Plant Sterols & Your Food
Plants can contain cholesterol as well, known as phytosterol. Surprisingly enough, the plant version of cholesterol lowers the cholesterol levels in your body, therefore decreasing your risk of heart disease.
Plants contain cholesterol too - and the plant version of cholesterol is called a phytosterol, also known as a plant sterol.
For an out-of-the-ordinary way to reduce your cholesterol levels in your body, just add foods with plant sterols to your daily diet. When you lower your cholesterol, it helps reduce the risk of heart disease.
Plant sterols (and plant stanols) are phytochemicals that are found naturally in wide variety of foods, such as grains, vegetables, fruits, beans, nuts, and seeds. But why do plant sterols matter?
What Do Plant Sterols Do?
Essentially, these plant sterol molecules look very similar to cholesterol found in animal foods. When they are present in your digestive tract, they block the absorption of cholesterol from your meal.
So instead of cholesterol getting into the arteries and causing damage to blood vessels, it will be excreted from the body as waste.
The National Cholesterol Education Program recommends that 2 grams of plant stanols or sterols each day for people with high cholesterol.
Because, ss it turns out, just 3 servings of foods with plant sterols and stanols can reduce your cholesterol by as much as 20 points!
In general, vegetables contain higher amounts of plant sterols than fruits, though the amount in vegetables can vary greatly.
10 Foods with Plant Sterols*
*All of the values are based on averages found in the USDA's National Nutrient Database for Standard Reference Release 27.
Other foods with plant sterols include broccoli, cauliflower, Brussel sprouts, dill, apples, avocados, and blueberries.
Certain foods have been fortified with plant sterols, such as orange juice, margarine, energy bars, and some yogurt drinks, like Promise brand active super shots. All of these foods provide a very high amount of plant sterols and stanols, with just a few servings of these meeting daily recommendations of 2g of plant sterols per day quite easy to achieve.
Some of the foods richest in plant sterols include wheat germ, oat bran, and brown rice. You can also find sterols in peanuts, almonds, walnuts, sunflower seeds, pumpkin seeds and sesame seeds.
Even aloe vera contains plant sterols, and can be absorbed if applied directly to the skin.
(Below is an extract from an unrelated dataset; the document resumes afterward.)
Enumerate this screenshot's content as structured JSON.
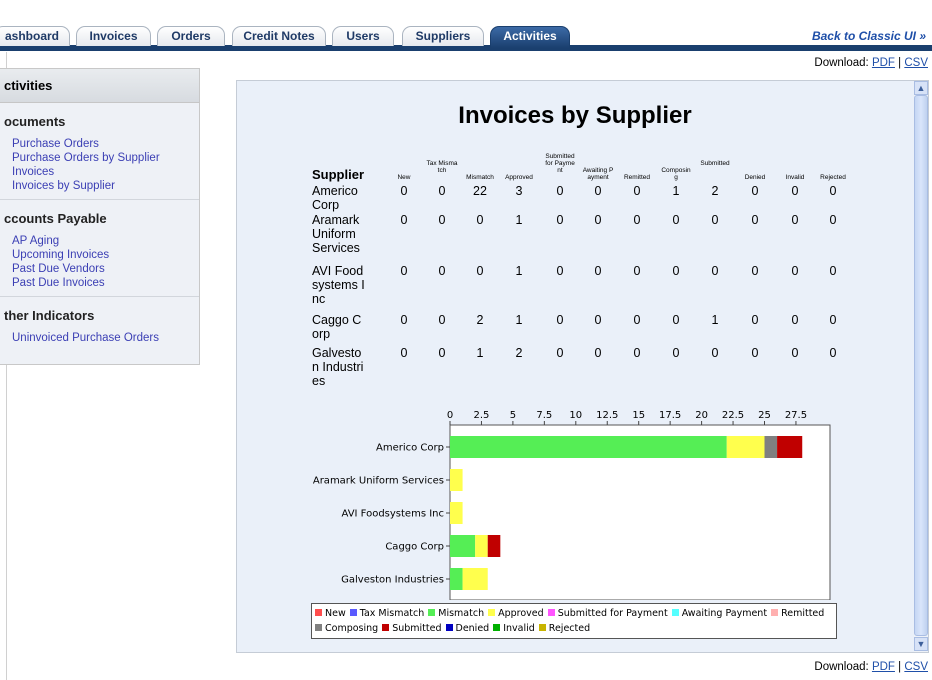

Interestingly, these sterols can even reach the bloodstream, and change the way your body uses glucose and fat.
There is still so much to learn about foods with plant sterols and stanols, but so far we know that consuming these are much better for your health than consuming lots of cholesterol-rich foods when it comes to preventing heart disease.
Tips to Increase Plant Stanol Consumption
Increasing plant stanol consumption and naturally lowering cholesterol levels can be as simple as:
• Sprinkilng some sesame seeds on stir-fry
• Snacking on 1/4 cup of pistachios
• Drizzling olive oil onto salad greens
• Smearing a tablespoon of almond butter on an apple
• Spicing it up in the kitchen with herbs and seasonings
Truly, all can benefit from adopting more plants in the diet for added fiber, vitamins, nutrients, and of course, plant stanols!